The instructions call for the exhaust to be added to the rear of the hull. Exactly like the real thing that was often corroded and damaged due to the nature of the thinness of the steel used and temperatures seen in the part. We banged it up with cuts from the scalpel and used glue to soften the surface before using a Japanese cutting saw to create rough, rusted surface texture.

Here is the result. Fitting in with the roadwheels, we also hollowed out the tip of the exhaust with a scalpel and a drill.

A look at the extra detail parts of the hull which I left off the kit until the latter stages of completion. a Notek look-alike light, a sledgehammer, two towing hooks and some plastic tow cable, two rear lights and formation lights as well as an aerial which we will all add later (and not glue on to the kit to aid painting).

The top of the hull fits together with five easy parts. These are all socketed in together, but there is a slight gap between all of these that requires some attention or putty.

The turret goes together next, with the front plate simply sliding into the rest of the turret on lugs supplied here. Again, there is a little seam after they are put together which needs some close attention - or failing that putty to fill any gap.

You can see here there is a gap here on the joints of the hull, one that I worked a bit harder with glue to secure and close. those in a hurry simply swipe some thin putty into there if you like.

The upper part of the hull and lower are also a snap-together fit which again needs no glue to secure neatly.

To enhance the main gun and two machine gun's look I used the scalpel to make a small hole, then a larger series of drills to hollow out the barrels. This really does improve the kit without adding any aftermarket barrels.

The turret with the main gun installed simply snaps together with the bottom that has two notches that sit inside lugs in the turret ring that enable the turret to be rotated and removed when needed. The top cupola on the right needs some glue to sit on and keep on the top.

One part that I was going to replace was the tank's aerial.

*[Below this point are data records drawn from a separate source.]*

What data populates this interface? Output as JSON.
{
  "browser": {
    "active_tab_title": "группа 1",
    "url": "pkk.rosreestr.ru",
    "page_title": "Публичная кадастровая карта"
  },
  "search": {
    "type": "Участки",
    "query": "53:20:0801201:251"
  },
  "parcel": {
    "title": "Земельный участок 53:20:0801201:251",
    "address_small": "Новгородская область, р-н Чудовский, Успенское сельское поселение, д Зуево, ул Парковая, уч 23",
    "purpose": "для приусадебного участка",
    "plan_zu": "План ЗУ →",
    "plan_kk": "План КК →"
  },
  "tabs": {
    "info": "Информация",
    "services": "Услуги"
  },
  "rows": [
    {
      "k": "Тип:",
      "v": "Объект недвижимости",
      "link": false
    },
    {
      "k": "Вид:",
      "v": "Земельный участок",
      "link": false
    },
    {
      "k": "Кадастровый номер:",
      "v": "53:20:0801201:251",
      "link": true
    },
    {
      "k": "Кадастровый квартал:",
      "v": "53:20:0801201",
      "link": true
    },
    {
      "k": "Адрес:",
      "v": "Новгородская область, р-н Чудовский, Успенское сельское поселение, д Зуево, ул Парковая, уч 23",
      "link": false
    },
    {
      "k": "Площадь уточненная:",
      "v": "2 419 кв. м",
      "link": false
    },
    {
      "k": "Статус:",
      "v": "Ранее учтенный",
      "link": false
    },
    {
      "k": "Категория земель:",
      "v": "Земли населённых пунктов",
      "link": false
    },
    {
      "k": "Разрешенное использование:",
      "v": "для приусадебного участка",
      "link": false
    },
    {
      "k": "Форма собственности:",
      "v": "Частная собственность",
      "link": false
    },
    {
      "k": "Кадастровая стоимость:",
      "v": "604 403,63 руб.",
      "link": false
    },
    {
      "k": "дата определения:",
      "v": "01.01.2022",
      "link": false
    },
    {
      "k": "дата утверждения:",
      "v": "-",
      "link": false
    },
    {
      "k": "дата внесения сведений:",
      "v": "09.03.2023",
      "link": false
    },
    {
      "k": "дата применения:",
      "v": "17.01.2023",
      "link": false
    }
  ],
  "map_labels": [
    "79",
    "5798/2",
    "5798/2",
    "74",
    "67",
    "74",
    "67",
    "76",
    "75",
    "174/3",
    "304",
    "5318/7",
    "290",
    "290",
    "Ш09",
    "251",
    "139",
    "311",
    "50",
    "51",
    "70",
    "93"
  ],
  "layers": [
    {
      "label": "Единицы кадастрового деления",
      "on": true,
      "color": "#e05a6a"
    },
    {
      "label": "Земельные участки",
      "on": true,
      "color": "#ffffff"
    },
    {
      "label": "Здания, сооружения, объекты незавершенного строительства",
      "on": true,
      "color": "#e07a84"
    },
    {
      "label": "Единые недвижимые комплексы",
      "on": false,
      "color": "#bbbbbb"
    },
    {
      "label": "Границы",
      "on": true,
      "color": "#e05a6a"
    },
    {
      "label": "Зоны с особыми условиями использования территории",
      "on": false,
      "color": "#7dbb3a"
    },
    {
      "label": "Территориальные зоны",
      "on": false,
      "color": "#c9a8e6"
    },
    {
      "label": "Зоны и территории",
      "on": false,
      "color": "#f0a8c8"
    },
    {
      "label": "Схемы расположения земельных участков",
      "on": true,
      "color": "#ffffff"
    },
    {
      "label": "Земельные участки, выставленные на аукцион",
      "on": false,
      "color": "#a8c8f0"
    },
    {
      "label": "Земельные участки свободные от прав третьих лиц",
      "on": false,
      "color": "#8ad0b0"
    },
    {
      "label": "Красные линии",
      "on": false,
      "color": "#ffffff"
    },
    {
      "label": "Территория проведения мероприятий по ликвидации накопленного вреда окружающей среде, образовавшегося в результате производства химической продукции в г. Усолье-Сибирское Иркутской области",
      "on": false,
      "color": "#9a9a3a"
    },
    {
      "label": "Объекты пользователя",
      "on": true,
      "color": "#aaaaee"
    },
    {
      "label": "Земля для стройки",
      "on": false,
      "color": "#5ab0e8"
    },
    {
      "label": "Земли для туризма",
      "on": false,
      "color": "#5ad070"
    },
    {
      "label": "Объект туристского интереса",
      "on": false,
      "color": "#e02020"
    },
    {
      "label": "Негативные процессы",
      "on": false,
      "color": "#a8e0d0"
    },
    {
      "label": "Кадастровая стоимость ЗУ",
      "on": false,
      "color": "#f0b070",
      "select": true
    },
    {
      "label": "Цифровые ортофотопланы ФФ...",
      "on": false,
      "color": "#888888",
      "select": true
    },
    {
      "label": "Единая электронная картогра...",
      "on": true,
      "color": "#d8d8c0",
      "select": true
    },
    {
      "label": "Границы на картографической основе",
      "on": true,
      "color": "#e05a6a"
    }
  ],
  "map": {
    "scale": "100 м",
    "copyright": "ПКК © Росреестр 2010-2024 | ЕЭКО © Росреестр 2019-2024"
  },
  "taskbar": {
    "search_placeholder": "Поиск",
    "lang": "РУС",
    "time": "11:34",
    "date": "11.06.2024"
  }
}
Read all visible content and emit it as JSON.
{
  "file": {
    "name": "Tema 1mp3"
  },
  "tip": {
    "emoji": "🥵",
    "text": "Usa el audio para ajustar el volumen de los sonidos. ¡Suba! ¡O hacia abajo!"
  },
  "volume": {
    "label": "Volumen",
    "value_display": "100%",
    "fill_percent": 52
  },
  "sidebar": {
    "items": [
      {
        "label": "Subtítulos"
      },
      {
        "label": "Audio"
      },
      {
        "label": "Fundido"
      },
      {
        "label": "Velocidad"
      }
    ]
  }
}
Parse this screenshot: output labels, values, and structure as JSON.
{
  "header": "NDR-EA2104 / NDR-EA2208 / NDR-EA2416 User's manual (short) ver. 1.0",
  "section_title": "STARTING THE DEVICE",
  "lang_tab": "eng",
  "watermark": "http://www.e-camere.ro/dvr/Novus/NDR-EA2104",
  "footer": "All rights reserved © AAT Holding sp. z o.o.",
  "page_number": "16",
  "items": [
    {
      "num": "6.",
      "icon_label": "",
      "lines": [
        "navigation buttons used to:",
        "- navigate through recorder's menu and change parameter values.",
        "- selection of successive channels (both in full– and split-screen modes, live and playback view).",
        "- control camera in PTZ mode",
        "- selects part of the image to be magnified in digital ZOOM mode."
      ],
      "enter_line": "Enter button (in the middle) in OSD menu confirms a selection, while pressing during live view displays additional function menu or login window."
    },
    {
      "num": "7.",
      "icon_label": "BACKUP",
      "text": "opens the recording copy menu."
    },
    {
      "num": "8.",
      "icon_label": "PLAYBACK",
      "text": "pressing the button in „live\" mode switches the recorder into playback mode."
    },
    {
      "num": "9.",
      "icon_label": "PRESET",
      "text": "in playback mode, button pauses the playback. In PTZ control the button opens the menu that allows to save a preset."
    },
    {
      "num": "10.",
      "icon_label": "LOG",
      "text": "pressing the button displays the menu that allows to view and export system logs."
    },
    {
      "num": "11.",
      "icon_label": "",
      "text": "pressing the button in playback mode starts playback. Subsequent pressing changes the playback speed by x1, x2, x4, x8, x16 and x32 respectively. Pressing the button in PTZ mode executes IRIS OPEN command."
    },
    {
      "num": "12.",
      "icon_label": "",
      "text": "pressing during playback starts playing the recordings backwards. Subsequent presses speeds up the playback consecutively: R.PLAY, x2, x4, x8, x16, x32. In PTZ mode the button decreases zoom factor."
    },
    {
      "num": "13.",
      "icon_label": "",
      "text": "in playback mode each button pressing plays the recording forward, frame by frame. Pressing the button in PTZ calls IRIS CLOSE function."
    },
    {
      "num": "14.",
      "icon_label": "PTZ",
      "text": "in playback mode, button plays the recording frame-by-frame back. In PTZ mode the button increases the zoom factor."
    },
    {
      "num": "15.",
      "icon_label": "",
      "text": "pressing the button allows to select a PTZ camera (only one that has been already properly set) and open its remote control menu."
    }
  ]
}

I thinned this down as much as I dared too, and then bent and bent it to the same degreed until it looked like the tank was moving standing still - one of the things that I find important to the look of these models.

The top and bottom of the hull simply lock in together - a few hours of relaxed work got me here...

Here it is - with the three tools I needed to get them together and looking sweet - this is where most people might leave the kit and perfectly suitable for most people...

A walk around the finished "vanilla" kit completed - already the little alterations to the plastic of the kit give it just a little more "cartoonish" realism.

But what if you want more from your kit?

I had a look in the spares basket and noticed a lot of the smaller 1/35th scale bits of tanks along with 48th scale accessories can be added to the tank. I included a few things that one might see on a "regular" model of the Panzer 38(t) - including chain, a helmet and soldier's pack, a "Gerry" can, some cardboard German ration boxes, a 35th scale 38(t) track, some alternate decals ("07" for World of tanks Fans)  and lastly...Is that a BUCKET?
After adding all of this here is s final walk around of the kit with some choice extras of a NOTEK headlight cover, a rangefinder set and Tiger I toolbox to give it just a little more detail - what do you think?

Nice huh? Painting next - but maybe another day huh?

This is a fun little kit that is suitable for beginners as well as advanced modellers and diorama enthusiasts. Depending on the extra effort you put in, the kit can be made into anything you want - the sky is the limit with these types of kits.

The imagination is the only real barrier - It sure got my juices flowing.

Adam Norenberg.

Thanks to Meng Models for sending this kit to us to build and pimp out.